::: Materials provided
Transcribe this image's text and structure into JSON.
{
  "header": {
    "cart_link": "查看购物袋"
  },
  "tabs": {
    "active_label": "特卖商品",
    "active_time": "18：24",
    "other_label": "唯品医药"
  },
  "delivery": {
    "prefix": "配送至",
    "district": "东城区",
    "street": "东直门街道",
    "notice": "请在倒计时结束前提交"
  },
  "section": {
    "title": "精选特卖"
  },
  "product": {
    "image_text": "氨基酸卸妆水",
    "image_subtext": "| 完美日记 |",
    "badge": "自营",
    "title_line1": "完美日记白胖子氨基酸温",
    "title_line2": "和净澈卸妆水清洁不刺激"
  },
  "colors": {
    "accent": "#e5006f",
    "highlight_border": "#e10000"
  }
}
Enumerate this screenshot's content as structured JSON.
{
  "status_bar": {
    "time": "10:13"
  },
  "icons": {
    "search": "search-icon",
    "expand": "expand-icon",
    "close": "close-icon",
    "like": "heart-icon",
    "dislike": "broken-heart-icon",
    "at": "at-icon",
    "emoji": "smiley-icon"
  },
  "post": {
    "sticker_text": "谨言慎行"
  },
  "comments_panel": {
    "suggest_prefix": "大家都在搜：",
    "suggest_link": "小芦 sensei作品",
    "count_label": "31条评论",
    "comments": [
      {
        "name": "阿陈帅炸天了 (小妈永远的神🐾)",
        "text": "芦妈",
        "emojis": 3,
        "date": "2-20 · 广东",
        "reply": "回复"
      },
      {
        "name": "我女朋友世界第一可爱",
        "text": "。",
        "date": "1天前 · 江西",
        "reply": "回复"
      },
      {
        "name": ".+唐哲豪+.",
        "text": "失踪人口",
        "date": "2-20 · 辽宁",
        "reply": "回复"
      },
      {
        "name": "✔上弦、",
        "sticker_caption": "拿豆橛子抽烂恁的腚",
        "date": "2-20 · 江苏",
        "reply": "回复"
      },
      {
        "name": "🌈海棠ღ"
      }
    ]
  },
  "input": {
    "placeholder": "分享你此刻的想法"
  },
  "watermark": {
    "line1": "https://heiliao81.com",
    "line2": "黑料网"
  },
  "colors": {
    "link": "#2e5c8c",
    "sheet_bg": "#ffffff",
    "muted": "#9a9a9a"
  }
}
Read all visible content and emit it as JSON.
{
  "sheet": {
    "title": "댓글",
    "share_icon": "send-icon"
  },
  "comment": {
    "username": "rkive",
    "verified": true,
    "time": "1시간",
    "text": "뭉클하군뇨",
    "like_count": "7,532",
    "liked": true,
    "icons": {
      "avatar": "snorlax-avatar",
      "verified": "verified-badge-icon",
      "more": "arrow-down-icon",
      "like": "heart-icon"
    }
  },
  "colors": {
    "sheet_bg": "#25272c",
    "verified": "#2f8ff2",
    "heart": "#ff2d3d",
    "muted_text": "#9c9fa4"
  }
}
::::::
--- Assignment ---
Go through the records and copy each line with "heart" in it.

--- Response area ---
    "like": "heart-icon",
    "dislike": "broken-heart-icon",
      "like": "heart-icon"
    "heart": "#ff2d3d",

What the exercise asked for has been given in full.